Addressing the Conservative Party conference earlier this month, Prime Minister David Cameron attacked what he dubbed a "deception" on the part of politicians. Announcing a "dramatic shift in housing policy" to create thousands of "starter homes" for sale at no more than 80 per cent of normal market price, he said: "For years, politicians have been talking about building what they call ‘affordable homes’. But the phrase was deceptive. It basically meant homes that were only available to rent."
It is not clear whether Cameron was intentionally creating his own deception for political purposes or whether he was genuinely unaware that more than a quarter of affordable homes built in 2013/14 fell within the government’s own definition of "affordable home ownership". Whichever is the case, the publication of the Housing and Planning Bill a week after the speech has left no-one in any doubt that the proposed duty for local authorities to approve affordable homes for sale through section 106 agreements will be strictly enforced.
The bill defines a starter home as a newly built property that must be sold to someone who is a first-time buyer below the age of 40, with a discount of at least 20 per cent off the market value. Apparently recognising that some housing markets are more affordable than others, ministers propose capping starter home sale prices at £250,000 outside Greater London and £450,000 within the capital.
The definition is not new – it was introduced through a written ministerial statement in March, allowing the provision of starter homes on unused brownfield sites not currently identified for housing. This statement also said these homes could be sold at full market rates after five years – a detail curiously missing from the bill.
However, the draft legislation aims to extend the number of sites on which starter homes can be built. The secretary of state would be given the power to issue regulations ordering councils to approve them at defined levels, through planning obligations, on any housing scheme meeting a centrally prescribed description. Developers would also be able to offer a cash payment as an alternative to on-site provision.
Duncan Field, head of planning at law firm Norton Rose Fulbright, said this central compulsion seems to contradict the National Planning Policy Framework (NPPF). "It is very hard to see how a centrally defined target for starter homes fits with the NPPF, which says authorities should use evidence to ensure that their local plan meets the full, objectively assessed needs for market and affordable housing," he pointed out.
According to David Jackson, head of planning at consultancy Savills, a way round this apparent contradiction may lie in another clause in the bill. This would allow the secretary of state to issue a "compliance direction" ordering a council to pay "no regard" to policies contained in local development plan documents if they are incompatible with the starter homes policy.
This, Jackson said, could prevent delays in implementing the starter homes drive. "Rather than every council having to adjust their local plan, they could just ignore the relevant section. It could mean that the starter homes element effectively becomes a top slice. The council’s priorities for affordable housing would only determine the tenure of the rest of the homes provided through the section 106 agreement."

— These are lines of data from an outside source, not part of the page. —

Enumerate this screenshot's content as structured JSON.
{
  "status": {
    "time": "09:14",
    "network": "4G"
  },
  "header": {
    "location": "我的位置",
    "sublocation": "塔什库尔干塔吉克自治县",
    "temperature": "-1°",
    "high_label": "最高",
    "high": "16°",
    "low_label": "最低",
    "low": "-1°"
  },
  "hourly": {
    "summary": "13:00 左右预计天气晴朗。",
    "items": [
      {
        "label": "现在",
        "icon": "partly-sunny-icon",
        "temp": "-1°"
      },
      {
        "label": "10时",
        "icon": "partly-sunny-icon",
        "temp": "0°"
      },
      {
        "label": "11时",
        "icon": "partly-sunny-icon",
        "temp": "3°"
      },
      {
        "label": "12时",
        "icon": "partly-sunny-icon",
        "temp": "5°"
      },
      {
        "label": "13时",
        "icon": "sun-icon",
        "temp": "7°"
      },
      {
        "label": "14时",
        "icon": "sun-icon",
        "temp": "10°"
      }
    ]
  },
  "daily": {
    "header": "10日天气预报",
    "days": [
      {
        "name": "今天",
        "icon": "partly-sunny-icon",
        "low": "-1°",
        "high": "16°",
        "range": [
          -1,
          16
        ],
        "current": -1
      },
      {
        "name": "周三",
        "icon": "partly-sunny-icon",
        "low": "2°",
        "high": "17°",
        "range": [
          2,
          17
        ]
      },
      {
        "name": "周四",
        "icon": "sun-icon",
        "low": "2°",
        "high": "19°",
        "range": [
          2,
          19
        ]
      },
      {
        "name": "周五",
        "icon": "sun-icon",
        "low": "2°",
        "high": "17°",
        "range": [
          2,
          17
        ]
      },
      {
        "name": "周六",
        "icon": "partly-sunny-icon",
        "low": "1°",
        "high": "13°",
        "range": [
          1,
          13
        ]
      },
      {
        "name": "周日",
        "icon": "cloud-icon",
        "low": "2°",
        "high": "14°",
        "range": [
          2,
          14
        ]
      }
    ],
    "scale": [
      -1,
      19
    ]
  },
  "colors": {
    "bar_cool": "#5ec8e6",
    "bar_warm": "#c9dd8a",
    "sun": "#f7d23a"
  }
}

Whatever proportion the secretary of state decrees that councils must let developers provide as starter homes, it is clear that homes built under the traditional definition of affordability will be squeezed. Ryan Johnson, head of residential at consultancy Turley, said: "Until now, affordable housing need has focused on shared ownership, intermediate and social rented. The introduction of starter homes starts to change that balance. Councils will need to look at different avenues for providing affordable housing, taking more seriously the option of building it themselves."
Builders themselves gave a cautious thumbs-up to the proposals in the bill. "Anything that increases flexibility in terms of affordable homes is a positive thing and it could lead to more sites coming forward," said Steve Turner, spokesman for trade body the Home Builders Federation. He said if the starter homes scheme means that builders are responsible for marketing and selling all the homes on a site, many would see that as a positive.
However, Turner warned that a number of questions remain. "It is not clear where the money to compensate developers for the 20 per cent discount will come from. Doing it by removing other section 106 obligations will stack up better in some areas of the country than others," he said. He added: "If there is a big concentration of starter homes in a particular area, it could distort the market by reducing demand for full-price homes."
Mike Kiely, chairman of the board of the Planning Officers Society, said: "If starter homes were discounted in perpetuity, then you can see how the policy would work. But allowing them to be sold at market rates after a few years threatens to undermine the whole economic rationale. If you know that you’re going to get a 20 per cent cash bonus after five years, mortgage lenders will have to take that into account in valuing the house."
Kevin Gibbs, planning and infrastructure partner at law firm Bond Dickinson, voiced fears that the mere announcement of the proposed change could have a short-term dampening effect on the housing market. "When you make these announcements by written ministerial statement, it can cause delays in the system while planning policy and individual sites are held up. There may already be schemes which could be withdrawn because their business case is likely to change so radically," said Gibbs.